The UKIPO has issued a consultation paper on the implementation of the EU Trade Mark Directive 2015 (the “Directive”), which is required to be implemented into UK law by 14 January 2019. The government is seeking the views of interested parties on the draft SI (The Trade Marks Regulations 2018) that will enact the changes
The European Commission has released a position paper on “Intellectual property rights (including geographical indications)” giving us the first indication of how the Commission will approach the Brexit negotiations with the UK regarding Intellectual Property Rights (“IPR“). The Commission has set up a Taskforce on Article 50 negotiations with the United Kingdom to prepare the
With the UK Government having issued its Article 50 notice, we are holding a webinar to further analyse the implications for the life sciences sector of the momentous decision that the UK has made to leave the EU. On 3 April 12:00 pm BST and 5 April 4:00 pm BST, our Life Sciences lawyers Charles Brasted, Elisabethann Wright, Fabien Roy, Helen Kimberley
As we advised in LimeGreen IP News on Friday 24 June, the result of the UK referendum on whether the UK should remain a member of the EU may cause some uncertainty for some time from a brand protection perspective. It is important to remember that the UK is still a member of the EU.

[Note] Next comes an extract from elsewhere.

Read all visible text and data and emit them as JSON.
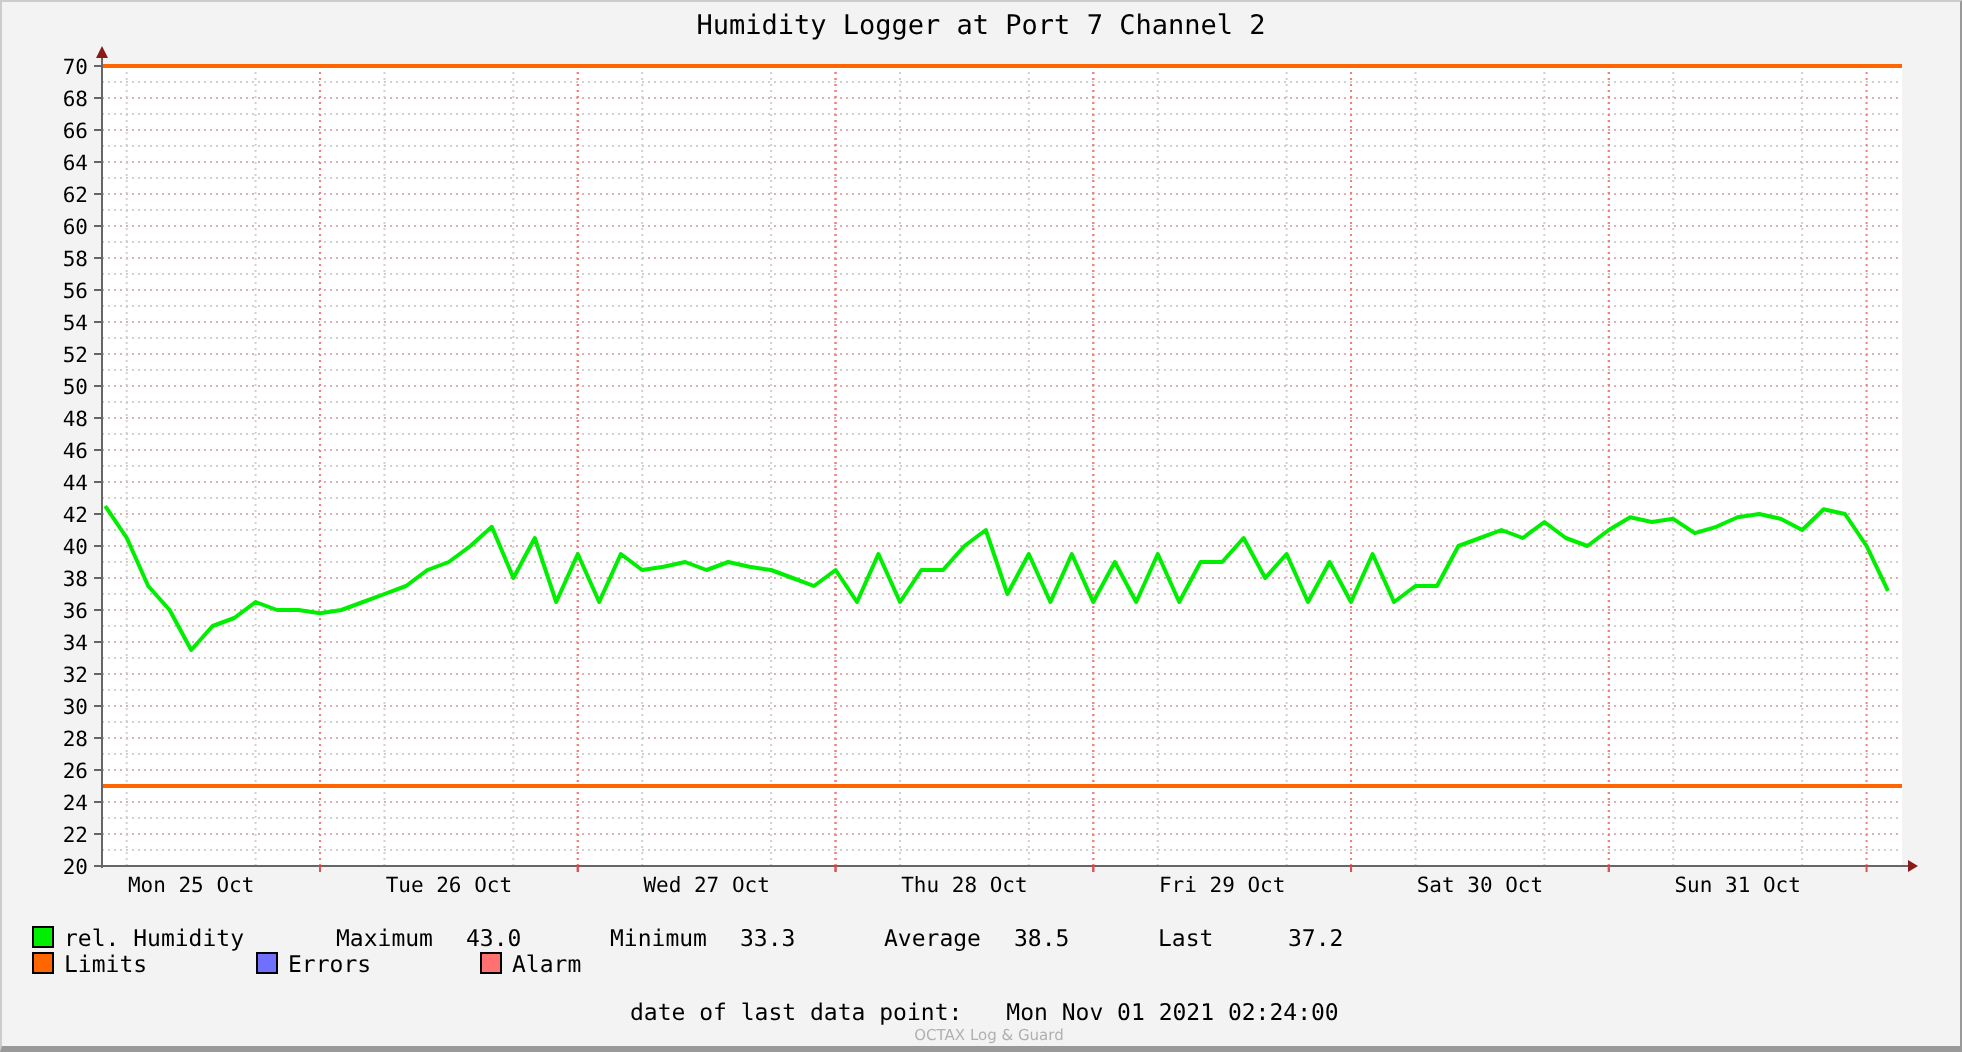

The referendum question has finally been answered but a myriad other questions have arisen from the ballot box. In this post we look at three questions affecting trade mark portfolios, IP contracts and the UPC. We also invite you to learn more about how Brexit could affect your business in our full post referendum report here.